The heading stage begins when the tip of the spike (head) can be seen emerging from the flag leaf sheath (Feekes 10.1; Zadoks 50), and emergence continues until the head is completely emerged (Feekes 10.5; Zadoks 58). The heading date in most wheat varieties is determined by temperature (accumulation of heat units). In some varieties, a combination of heat accumulation and day length determines heading date.
Shortly after the wheat head has fully emerged, flowering (anthesis) occurs. However, flowering and pollination in cereals may occur either before or after head emergence, depending on plant species and variety. Thus, cereals are classified as either open-flowering or closed-flowering types. Flowering occurs in open-flowering types shortly after head emergence. Most varieties of wheat are of the open-flowering type. Generally, flowering in wheat begins within three or four days after head emergence. Open flowering is characterized by extrusion of the anther (reproductive portion of the flower which produces pollen) from each floret on the head. In contrast, closed-flowering types of varieties or cereals (i.e. barley) flower prior to head emergence and the anthers remain inside each floret.
Flowering and pollination of wheat normally begins in the center of the head and progresses to the top and bottom of the head. Pollination is normally very quick, lasting only about three to five days. Pollination occurs slightly later on tillers than on the main stem, but all heads on a plant pollinate within a few days of each other. Wheat is largely self-pollinated, and pollination and fertilization has already occurred before the pollen-bearing anthers are extruded from the florets. Kernels per head are determined by the number of flowers that are pollinated. Pollen formation and pollination are very sensitive to environmental conditions. High temperatures and drought stress during heading and flowering can reduce pollen viability and thus reduce kernel numbers.

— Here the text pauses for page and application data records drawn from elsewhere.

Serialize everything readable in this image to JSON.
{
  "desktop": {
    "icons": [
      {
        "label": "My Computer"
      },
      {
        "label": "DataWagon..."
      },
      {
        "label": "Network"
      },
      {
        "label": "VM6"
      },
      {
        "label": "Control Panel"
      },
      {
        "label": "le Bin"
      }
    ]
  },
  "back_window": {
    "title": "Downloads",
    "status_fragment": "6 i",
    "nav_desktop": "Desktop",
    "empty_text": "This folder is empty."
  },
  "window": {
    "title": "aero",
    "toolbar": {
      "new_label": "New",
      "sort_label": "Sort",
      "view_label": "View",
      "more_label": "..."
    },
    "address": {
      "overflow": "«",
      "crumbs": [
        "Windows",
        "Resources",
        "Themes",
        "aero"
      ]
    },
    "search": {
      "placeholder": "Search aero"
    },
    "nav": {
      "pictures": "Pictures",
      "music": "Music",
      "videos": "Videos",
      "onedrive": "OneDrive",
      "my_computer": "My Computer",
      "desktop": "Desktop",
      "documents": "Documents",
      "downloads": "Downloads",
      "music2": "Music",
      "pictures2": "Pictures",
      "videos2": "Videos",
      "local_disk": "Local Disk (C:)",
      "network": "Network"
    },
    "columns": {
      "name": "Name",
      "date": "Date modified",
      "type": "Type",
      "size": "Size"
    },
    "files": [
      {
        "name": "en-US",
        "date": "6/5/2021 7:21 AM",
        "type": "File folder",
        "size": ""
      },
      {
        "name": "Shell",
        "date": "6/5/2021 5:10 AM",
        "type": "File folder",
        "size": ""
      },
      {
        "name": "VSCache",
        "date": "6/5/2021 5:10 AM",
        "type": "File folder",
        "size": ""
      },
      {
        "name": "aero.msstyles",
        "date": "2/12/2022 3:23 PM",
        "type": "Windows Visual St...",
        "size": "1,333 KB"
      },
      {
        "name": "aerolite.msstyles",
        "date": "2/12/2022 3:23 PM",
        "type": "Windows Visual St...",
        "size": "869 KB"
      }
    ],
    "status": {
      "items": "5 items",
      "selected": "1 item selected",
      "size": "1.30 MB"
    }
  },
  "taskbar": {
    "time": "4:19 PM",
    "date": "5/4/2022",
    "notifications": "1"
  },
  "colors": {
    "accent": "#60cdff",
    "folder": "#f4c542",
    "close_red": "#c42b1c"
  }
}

Flowering is the transition between two broadly categorized growth stages in wheat. In the first stage, vegetative growth, reproductive initiation, and reproductive development occur and determine the final yield potential of the crop and also provide the photosynthetic factory necessary for maximum yield. The second stage is the grain-filling period in which the potential yield created in the first stage is realized. The extent to which the potential yield is realized will depend on the environment and on management inputs prior to and after anthesis.